development, and that once you get over that hump, it becomes second
Can you imagine if guitar players decided that barre chords were "too
difficult" to learn? Think about being able to quickly switch from one
chord shape to another, in different registers, in different voicings
and inversions. You don't just sit down and start comping through
"Autumn Leaves;" you build up the necessary mental and physical
coordination to do so.
There's no reason you can't do that with a looper, too. But if you want
to deal with it as an instrument, with the depth and flexibility of an
instrument, then you need to treat it like that, and practice it in the
same way that you would one that's made out of wood, skins, and strings.
One other thing to consider is that "the washy ambient style" isn't
necessarily easy to play, in terms of gear involvement. Some of the
most in-depth and complex EDP technique I've ever seen is the ambient
stuff Matthias Grob plays; it's so smooth and subtle that it's easy to
overlook just how deeply and intensively he's using the interface of the
Echoplex for that sort of thing.
> but when I'm in the thick of an improv going: a) which preset am I in?
> b) where do I have to go to to get INSERT=REPLACE? c) stepping on that
> damn thing to finally arrive there and d) executing INSERT=REPLACE in
> a meaningful way is just to much.
Then how about narrowing down your available options, so that you don't
have as many mental obstacles to trip over?
The only parameter that will directly affect how Insert=Replace operates
is Quantize. So, if you want to do Replace stuff in an improv, you can
go over to the front panel, hit the Parameters button, double-check your
Quantize setting, double check your Insertmode setting, change either of
these if necessary, and then get out of parameters to start playing. No

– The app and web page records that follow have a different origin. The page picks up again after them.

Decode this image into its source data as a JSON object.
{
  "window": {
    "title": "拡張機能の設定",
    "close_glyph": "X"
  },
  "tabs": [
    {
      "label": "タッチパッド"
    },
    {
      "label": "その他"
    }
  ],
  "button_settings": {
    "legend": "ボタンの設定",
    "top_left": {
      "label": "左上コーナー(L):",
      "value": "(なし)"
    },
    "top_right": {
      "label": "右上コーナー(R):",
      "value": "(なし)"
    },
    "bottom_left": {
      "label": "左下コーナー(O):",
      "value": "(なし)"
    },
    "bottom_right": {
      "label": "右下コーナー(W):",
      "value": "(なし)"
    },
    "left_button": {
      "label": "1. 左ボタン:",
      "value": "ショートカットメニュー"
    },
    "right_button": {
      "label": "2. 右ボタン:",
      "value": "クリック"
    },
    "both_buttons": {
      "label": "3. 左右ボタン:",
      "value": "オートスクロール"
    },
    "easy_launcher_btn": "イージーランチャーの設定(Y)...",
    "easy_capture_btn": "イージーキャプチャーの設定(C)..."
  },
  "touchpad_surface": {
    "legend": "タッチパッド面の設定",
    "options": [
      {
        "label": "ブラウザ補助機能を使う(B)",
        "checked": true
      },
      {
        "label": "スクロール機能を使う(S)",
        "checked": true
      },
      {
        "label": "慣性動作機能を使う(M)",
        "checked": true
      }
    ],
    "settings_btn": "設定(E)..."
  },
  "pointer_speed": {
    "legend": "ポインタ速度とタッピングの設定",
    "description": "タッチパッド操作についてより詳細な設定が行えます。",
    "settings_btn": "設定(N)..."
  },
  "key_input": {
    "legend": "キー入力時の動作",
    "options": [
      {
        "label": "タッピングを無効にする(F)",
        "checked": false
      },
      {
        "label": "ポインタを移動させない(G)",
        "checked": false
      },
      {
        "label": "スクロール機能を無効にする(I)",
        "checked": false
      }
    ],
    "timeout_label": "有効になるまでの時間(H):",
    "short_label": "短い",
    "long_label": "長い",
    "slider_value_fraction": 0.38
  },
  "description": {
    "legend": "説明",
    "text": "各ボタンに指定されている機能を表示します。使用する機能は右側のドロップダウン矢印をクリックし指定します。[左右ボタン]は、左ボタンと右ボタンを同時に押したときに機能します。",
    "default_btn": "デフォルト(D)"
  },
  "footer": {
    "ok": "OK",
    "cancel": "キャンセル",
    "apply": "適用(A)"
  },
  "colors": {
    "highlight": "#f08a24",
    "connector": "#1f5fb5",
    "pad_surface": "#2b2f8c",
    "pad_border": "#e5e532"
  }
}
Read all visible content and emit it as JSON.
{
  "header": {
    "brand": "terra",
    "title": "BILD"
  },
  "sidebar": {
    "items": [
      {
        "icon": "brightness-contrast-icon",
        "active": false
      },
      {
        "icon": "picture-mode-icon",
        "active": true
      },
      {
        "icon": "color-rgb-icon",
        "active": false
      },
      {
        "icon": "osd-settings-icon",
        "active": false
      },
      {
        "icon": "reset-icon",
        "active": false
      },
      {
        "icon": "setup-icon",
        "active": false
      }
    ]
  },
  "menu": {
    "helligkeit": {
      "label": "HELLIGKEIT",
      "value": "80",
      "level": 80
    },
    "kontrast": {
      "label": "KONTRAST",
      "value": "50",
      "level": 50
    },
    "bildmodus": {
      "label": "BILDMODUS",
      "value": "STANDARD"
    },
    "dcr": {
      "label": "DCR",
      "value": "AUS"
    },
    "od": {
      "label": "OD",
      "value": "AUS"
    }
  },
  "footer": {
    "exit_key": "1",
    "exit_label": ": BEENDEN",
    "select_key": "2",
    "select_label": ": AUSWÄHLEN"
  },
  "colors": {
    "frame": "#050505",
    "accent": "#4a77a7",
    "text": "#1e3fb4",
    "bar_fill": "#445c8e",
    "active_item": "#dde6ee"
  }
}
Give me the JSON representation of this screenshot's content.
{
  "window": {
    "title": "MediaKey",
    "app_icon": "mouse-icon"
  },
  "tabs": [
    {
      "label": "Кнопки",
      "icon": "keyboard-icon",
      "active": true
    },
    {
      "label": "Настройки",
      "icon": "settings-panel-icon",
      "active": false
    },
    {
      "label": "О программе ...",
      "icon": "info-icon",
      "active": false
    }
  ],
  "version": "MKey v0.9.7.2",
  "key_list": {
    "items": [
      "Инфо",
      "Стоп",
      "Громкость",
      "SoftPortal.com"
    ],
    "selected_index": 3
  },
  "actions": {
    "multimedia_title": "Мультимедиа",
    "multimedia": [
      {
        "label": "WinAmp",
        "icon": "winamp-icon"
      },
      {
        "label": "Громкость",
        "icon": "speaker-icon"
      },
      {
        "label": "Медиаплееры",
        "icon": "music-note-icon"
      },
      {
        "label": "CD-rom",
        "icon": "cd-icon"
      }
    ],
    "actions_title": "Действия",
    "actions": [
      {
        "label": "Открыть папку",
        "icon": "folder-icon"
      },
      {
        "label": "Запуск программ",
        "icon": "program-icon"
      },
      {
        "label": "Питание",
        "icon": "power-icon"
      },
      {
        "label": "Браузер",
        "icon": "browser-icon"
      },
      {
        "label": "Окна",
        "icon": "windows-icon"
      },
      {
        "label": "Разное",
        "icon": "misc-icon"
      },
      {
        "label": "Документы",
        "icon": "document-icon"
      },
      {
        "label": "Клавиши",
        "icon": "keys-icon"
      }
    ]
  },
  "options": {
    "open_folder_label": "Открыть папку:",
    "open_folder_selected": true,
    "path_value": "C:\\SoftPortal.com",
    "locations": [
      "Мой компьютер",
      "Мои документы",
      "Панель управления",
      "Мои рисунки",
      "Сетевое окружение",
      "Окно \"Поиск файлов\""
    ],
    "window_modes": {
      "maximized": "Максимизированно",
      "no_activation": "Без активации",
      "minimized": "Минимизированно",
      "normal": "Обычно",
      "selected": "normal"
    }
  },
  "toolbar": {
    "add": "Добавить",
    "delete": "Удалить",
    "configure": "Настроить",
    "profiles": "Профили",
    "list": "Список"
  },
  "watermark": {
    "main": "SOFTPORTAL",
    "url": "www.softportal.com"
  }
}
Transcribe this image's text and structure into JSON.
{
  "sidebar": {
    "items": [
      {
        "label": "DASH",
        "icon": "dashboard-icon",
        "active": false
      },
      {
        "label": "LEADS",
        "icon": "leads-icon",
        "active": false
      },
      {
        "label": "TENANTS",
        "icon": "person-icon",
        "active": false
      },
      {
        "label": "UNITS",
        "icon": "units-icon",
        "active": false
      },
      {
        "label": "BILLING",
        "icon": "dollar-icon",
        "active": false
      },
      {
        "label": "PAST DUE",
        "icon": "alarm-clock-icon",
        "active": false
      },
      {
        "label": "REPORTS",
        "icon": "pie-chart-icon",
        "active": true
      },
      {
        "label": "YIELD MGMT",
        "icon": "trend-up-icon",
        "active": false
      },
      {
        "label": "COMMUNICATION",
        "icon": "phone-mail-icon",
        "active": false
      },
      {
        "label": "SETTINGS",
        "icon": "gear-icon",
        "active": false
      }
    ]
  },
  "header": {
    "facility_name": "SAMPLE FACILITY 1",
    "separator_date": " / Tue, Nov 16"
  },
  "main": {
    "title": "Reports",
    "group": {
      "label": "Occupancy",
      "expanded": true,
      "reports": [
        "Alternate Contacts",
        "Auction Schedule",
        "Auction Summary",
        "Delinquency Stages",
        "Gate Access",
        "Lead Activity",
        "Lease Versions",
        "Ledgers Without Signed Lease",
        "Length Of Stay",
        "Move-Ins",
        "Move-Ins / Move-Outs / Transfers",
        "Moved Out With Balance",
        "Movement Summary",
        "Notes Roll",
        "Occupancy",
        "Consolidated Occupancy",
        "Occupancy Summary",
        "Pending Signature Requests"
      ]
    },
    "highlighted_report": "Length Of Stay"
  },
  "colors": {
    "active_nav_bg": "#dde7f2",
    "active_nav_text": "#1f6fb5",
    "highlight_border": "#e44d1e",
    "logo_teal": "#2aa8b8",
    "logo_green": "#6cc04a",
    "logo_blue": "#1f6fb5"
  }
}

need to worry about presets for something like this.
If you know your way around the EDP, then all of this can happen all in
a few seconds. This doesn't need to take any longer than stepping on a
few different stomp boxes, putting a mute into a trumpet, putting a capo
on a guitar, retuning a string, reaching over to a guitar amp to change
a setting, changing a patch on a synth module, or any other one of
dozens of things musicians change on their instruments to accommodate a
sudden whim in the heat of performance.
> I could rather recall the changes of the bridge to
> "Guineepigs on the moon" in the recorded version by
> Lester Parker on Steeplechase (the April '63 version,
> not the August '64 where he wore those red boots all
> those critics rave about) and play them backwards in
> quadruplets than doing that.
And how long did it take you to cultivate the necessary physical and
mental technique to be able to pull that sort of thing off without
thinking about it?
> Hell, no way around programming a Midi-pedal???
It depends on what you want to do. If you're intimidated by MIDI, you
might try starting by connecting a simple controller (like an Oxygen 8
keyboard, or a drum machine) and setting a few keys to simple commands
like half-speed, reverse, or different loop numbers. Even small things
like that can make it easier to navigate the EDP, because you know that
if you want to go into half-speed, for instance, you can always just hit
that one button on your MIDI controller of choice, rather than have to
go to the front panel and scroll through layers of parameter columns and
> Andrč, what are you using these days?
I use a PMC-10, but 99% of everything I do with it could be done just as
easily with a Behringer FCB 1010 pedal.
Rather than setting up presets to switch between insert modes, a good
MIDI pedal could give you ALL of the different insert modes available at
the same time, all on dedicated pedals. One of the main banks I use has
half speed, reverse, sus-insert, and replace all set up next to each
It took some time to mentally learn how to use these banks in
performance, but once you do that it becomes a lot more fluid from a
performance point of view. The ironic thing, though, is that because I
started off changing parameters by hand on the front panel as fast as I
could, I understand the EDP as a whole better than I might if I'd
started off doing everything by MIDI in the first place...
And I promise that the new album will be one of the fastest (and
DEFINITELY one of the trashiest) looping discs you'll hear...